— What this task involves —
What lines of the material hold the string "Klasa"? Pull each of them out.

— Given information —
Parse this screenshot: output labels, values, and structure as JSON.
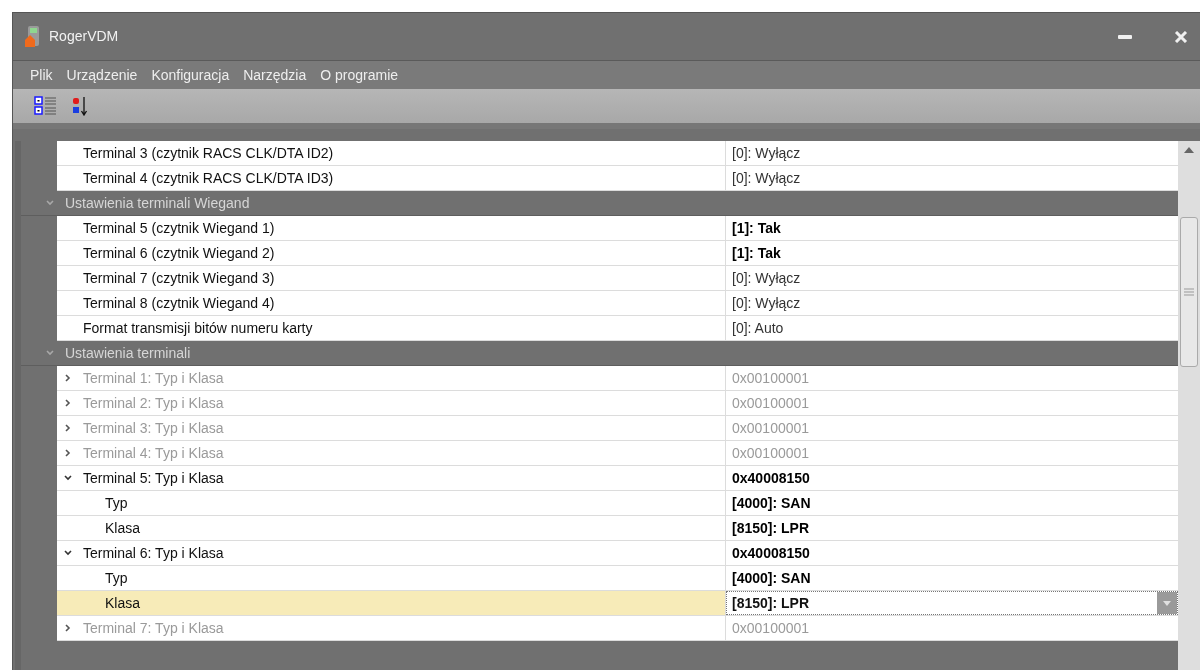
{
  "window": {
    "title": "RogerVDM"
  },
  "menu": [
    "Plik",
    "Urządzenie",
    "Konfiguracja",
    "Narzędzia",
    "O programie"
  ],
  "toolbar": [
    {
      "kind": "categorized",
      "selected": false
    },
    {
      "kind": "alphabetical",
      "selected": false
    }
  ],
  "grid": [
    {
      "kind": "property",
      "label": "Terminal 3 (czytnik RACS CLK/DTA ID2)",
      "value": "[0]: Wyłącz",
      "bold": false,
      "dimmed": false,
      "selected": false
    },
    {
      "kind": "property",
      "label": "Terminal 4 (czytnik RACS CLK/DTA ID3)",
      "value": "[0]: Wyłącz",
      "bold": false,
      "dimmed": false,
      "selected": false
    },
    {
      "kind": "category",
      "label": "Ustawienia terminali Wiegand",
      "expanded": true,
      "children": [
        {
          "kind": "property",
          "label": "Terminal 5 (czytnik Wiegand 1)",
          "value": "[1]: Tak",
          "bold": true,
          "dimmed": false,
          "selected": false
        },
        {
          "kind": "property",
          "label": "Terminal 6 (czytnik Wiegand 2)",
          "value": "[1]: Tak",
          "bold": true,
          "dimmed": false,
          "selected": false
        },
        {
          "kind": "property",
          "label": "Terminal 7 (czytnik Wiegand 3)",
          "value": "[0]: Wyłącz",
          "bold": false,
          "dimmed": false,
          "selected": false
        },
        {
          "kind": "property",
          "label": "Terminal 8 (czytnik Wiegand 4)",
          "value": "[0]: Wyłącz",
          "bold": false,
          "dimmed": false,
          "selected": false
        },
        {
          "kind": "property",
          "label": "Format transmisji bitów numeru karty",
          "value": "[0]: Auto",
          "bold": false,
          "dimmed": false,
          "selected": false
        }
      ]
    },
    {
      "kind": "category",
      "label": "Ustawienia terminali",
      "expanded": true,
      "children": [
        {
          "kind": "property",
          "label": "Terminal 1: Typ i Klasa",
          "value": "0x00100001",
          "bold": false,
          "dimmed": true,
          "selected": false,
          "expanded": false
        },
        {
          "kind": "property",
          "label": "Terminal 2: Typ i Klasa",
          "value": "0x00100001",
          "bold": false,
          "dimmed": true,
          "selected": false,
          "expanded": false
        },
        {
          "kind": "property",
          "label": "Terminal 3: Typ i Klasa",
          "value": "0x00100001",
          "bold": false,
          "dimmed": true,
          "selected": false,
          "expanded": false
        },
        {
          "kind": "property",
          "label": "Terminal 4: Typ i Klasa",
          "value": "0x00100001",
          "bold": false,
          "dimmed": true,
          "selected": false,
          "expanded": false
        },
        {
          "kind": "property",
          "label": "Terminal 5: Typ i Klasa",
          "value": "0x40008150",
          "bold": true,
          "dimmed": false,
          "selected": false,
          "expanded": true,
          "children": [
            {
              "kind": "property",
              "label": "Typ",
              "value": "[4000]: SAN",
              "bold": true,
              "dimmed": false,
              "selected": false
            },
            {
              "kind": "property",
              "label": "Klasa",
              "value": "[8150]: LPR",
              "bold": true,
              "dimmed": false,
              "selected": false
            }
          ]
        },
        {
          "kind": "property",
          "label": "Terminal 6: Typ i Klasa",
          "value": "0x40008150",
          "bold": true,
          "dimmed": false,
          "selected": false,
          "expanded": true,
          "children": [
            {
              "kind": "property",
              "label": "Typ",
              "value": "[4000]: SAN",
              "bold": true,
              "dimmed": false,
              "selected": false
            },
            {
              "kind": "property",
              "label": "Klasa",
              "value": "[8150]: LPR",
              "bold": true,
              "dimmed": false,
              "selected": true
            }
          ]
        },
        {
          "kind": "property",
          "label": "Terminal 7: Typ i Klasa",
          "value": "0x00100001",
          "bold": false,
          "dimmed": true,
          "selected": false,
          "expanded": false
        }
      ]
    }
  ]
}
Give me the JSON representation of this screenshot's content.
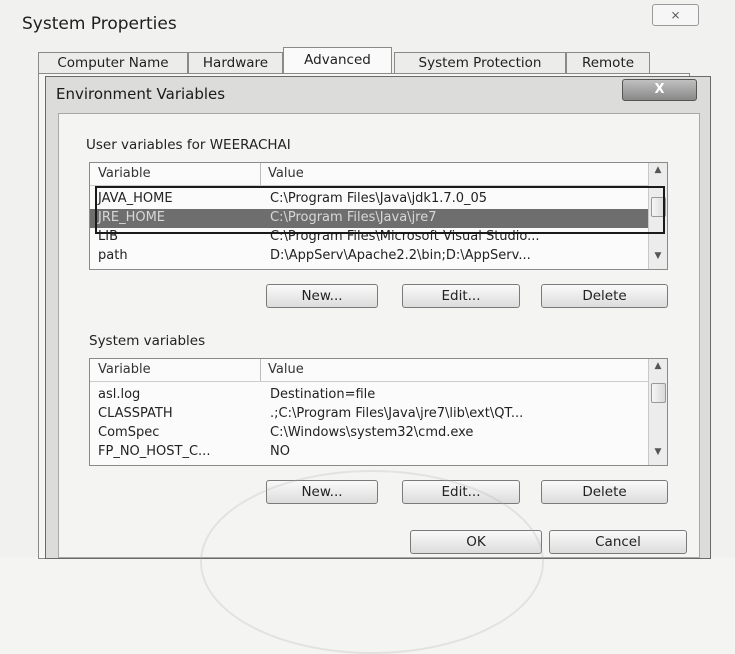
{
  "outer": {
    "title": "System Properties",
    "close_glyph": "⨯",
    "tabs": [
      {
        "label": "Computer Name",
        "active": false
      },
      {
        "label": "Hardware",
        "active": false
      },
      {
        "label": "Advanced",
        "active": true
      },
      {
        "label": "System Protection",
        "active": false
      },
      {
        "label": "Remote",
        "active": false
      }
    ]
  },
  "dialog": {
    "title": "Environment Variables",
    "close_glyph": "X",
    "user_vars": {
      "label": "User variables for WEERACHAI",
      "columns": [
        "Variable",
        "Value"
      ],
      "rows": [
        {
          "variable": "JAVA_HOME",
          "value": "C:\\Program Files\\Java\\jdk1.7.0_05"
        },
        {
          "variable": "JRE_HOME",
          "value": "C:\\Program Files\\Java\\jre7"
        },
        {
          "variable": "LIB",
          "value": "C:\\Program Files\\Microsoft Visual Studio..."
        },
        {
          "variable": "path",
          "value": "D:\\AppServ\\Apache2.2\\bin;D:\\AppServ..."
        }
      ],
      "selected_index": 1,
      "buttons": {
        "new": "New...",
        "edit": "Edit...",
        "delete": "Delete"
      }
    },
    "system_vars": {
      "label": "System variables",
      "columns": [
        "Variable",
        "Value"
      ],
      "rows": [
        {
          "variable": "asl.log",
          "value": "Destination=file"
        },
        {
          "variable": "CLASSPATH",
          "value": ".;C:\\Program Files\\Java\\jre7\\lib\\ext\\QT..."
        },
        {
          "variable": "ComSpec",
          "value": "C:\\Windows\\system32\\cmd.exe"
        },
        {
          "variable": "FP_NO_HOST_C...",
          "value": "NO"
        }
      ],
      "buttons": {
        "new": "New...",
        "edit": "Edit...",
        "delete": "Delete"
      }
    },
    "ok_label": "OK",
    "cancel_label": "Cancel",
    "scroll_up_glyph": "▲",
    "scroll_down_glyph": "▼"
  }
}
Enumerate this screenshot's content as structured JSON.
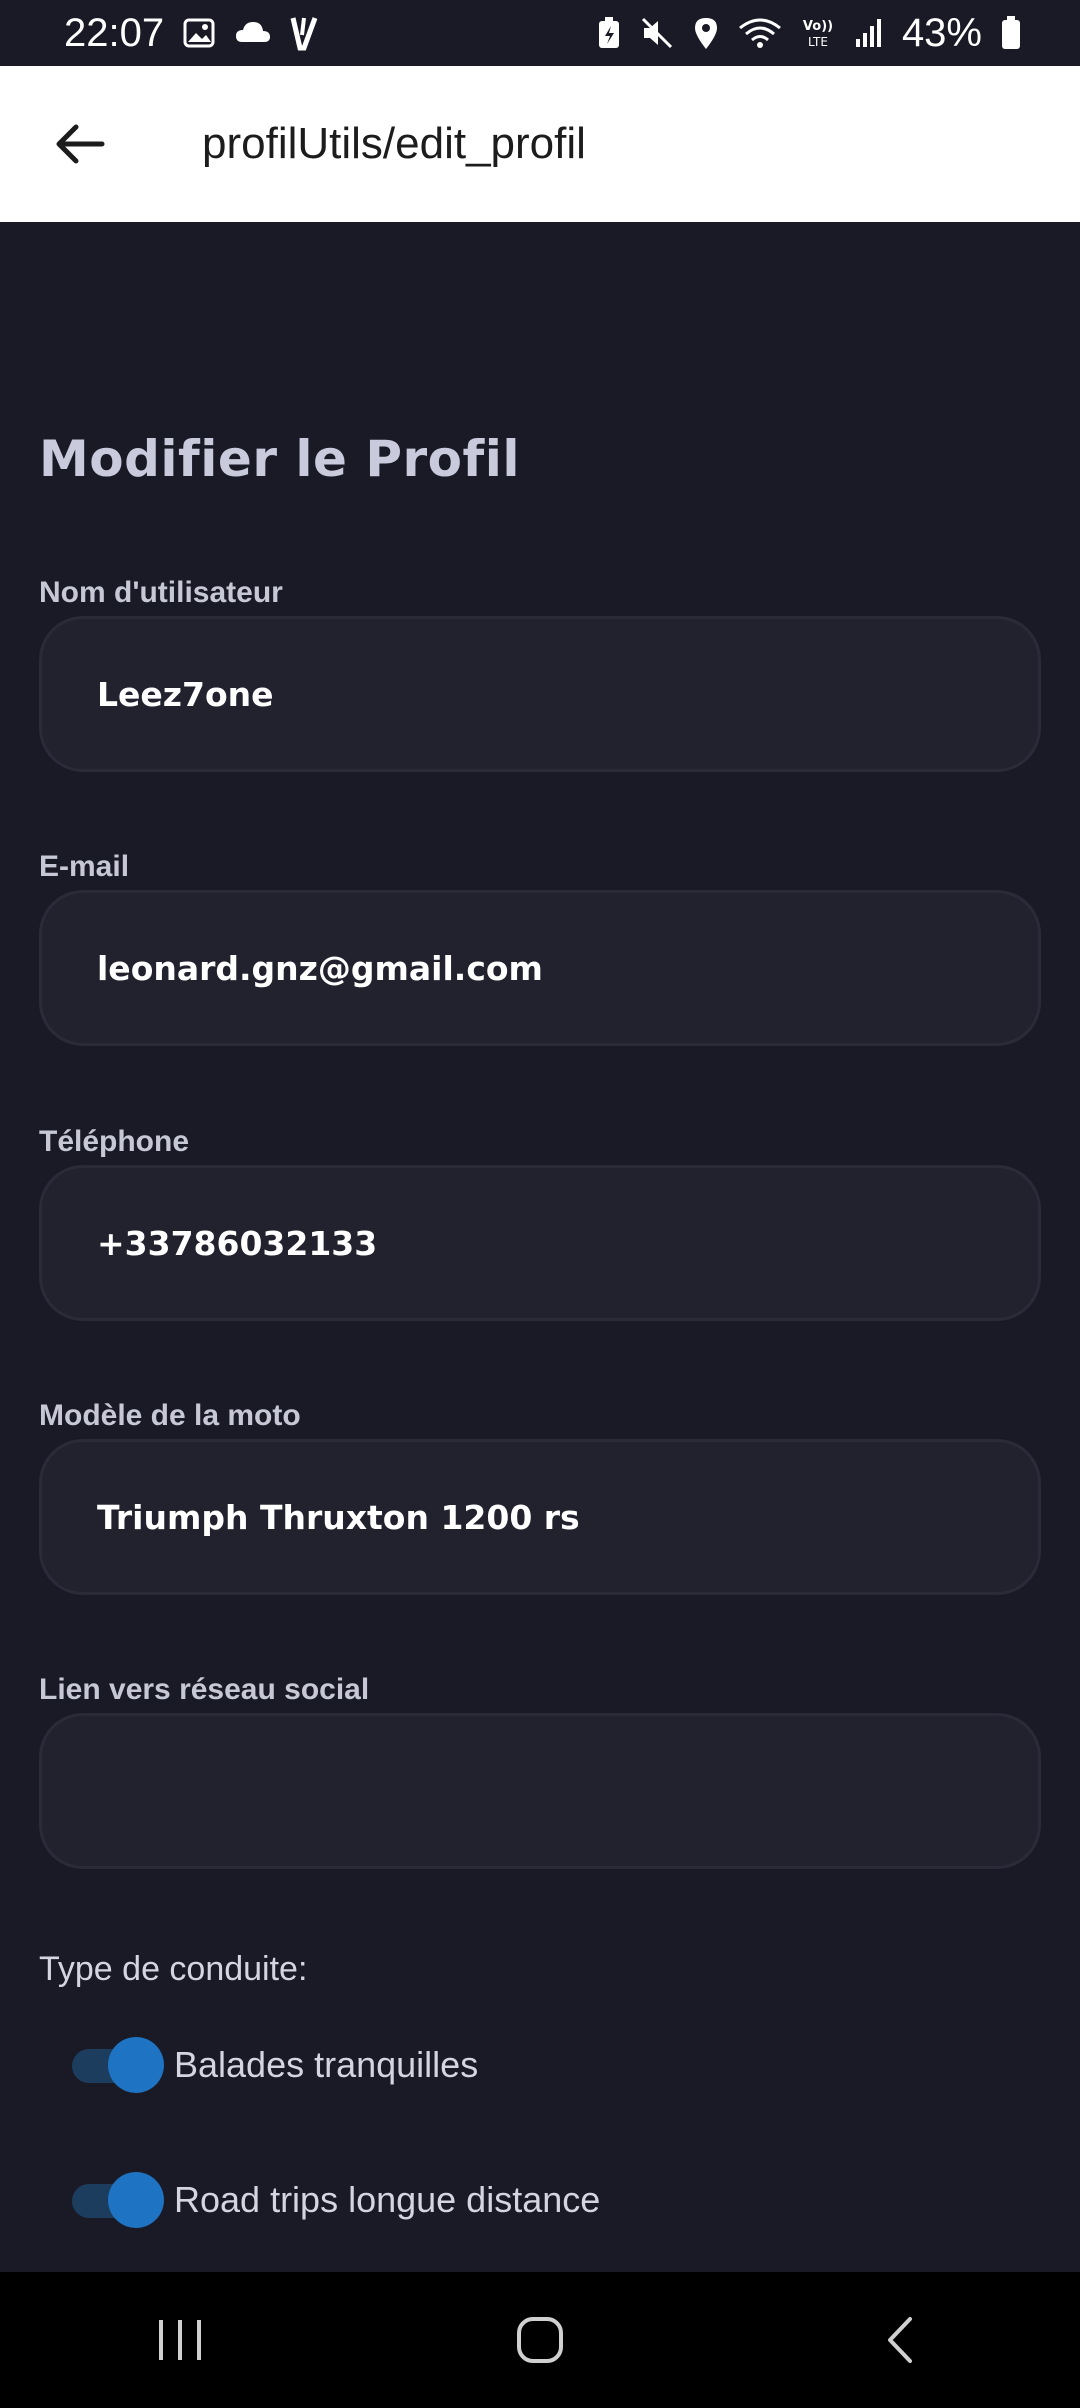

— Written answer —
          "label": "Terminal 1: Typ i Klasa",
          "label": "Terminal 2: Typ i Klasa",
          "label": "Terminal 3: Typ i Klasa",
          "label": "Terminal 4: Typ i Klasa",
          "label": "Terminal 5: Typ i Klasa",
              "label": "Klasa",
          "label": "Terminal 6: Typ i Klasa",
              "label": "Klasa",
          "label": "Terminal 7: Typ i Klasa",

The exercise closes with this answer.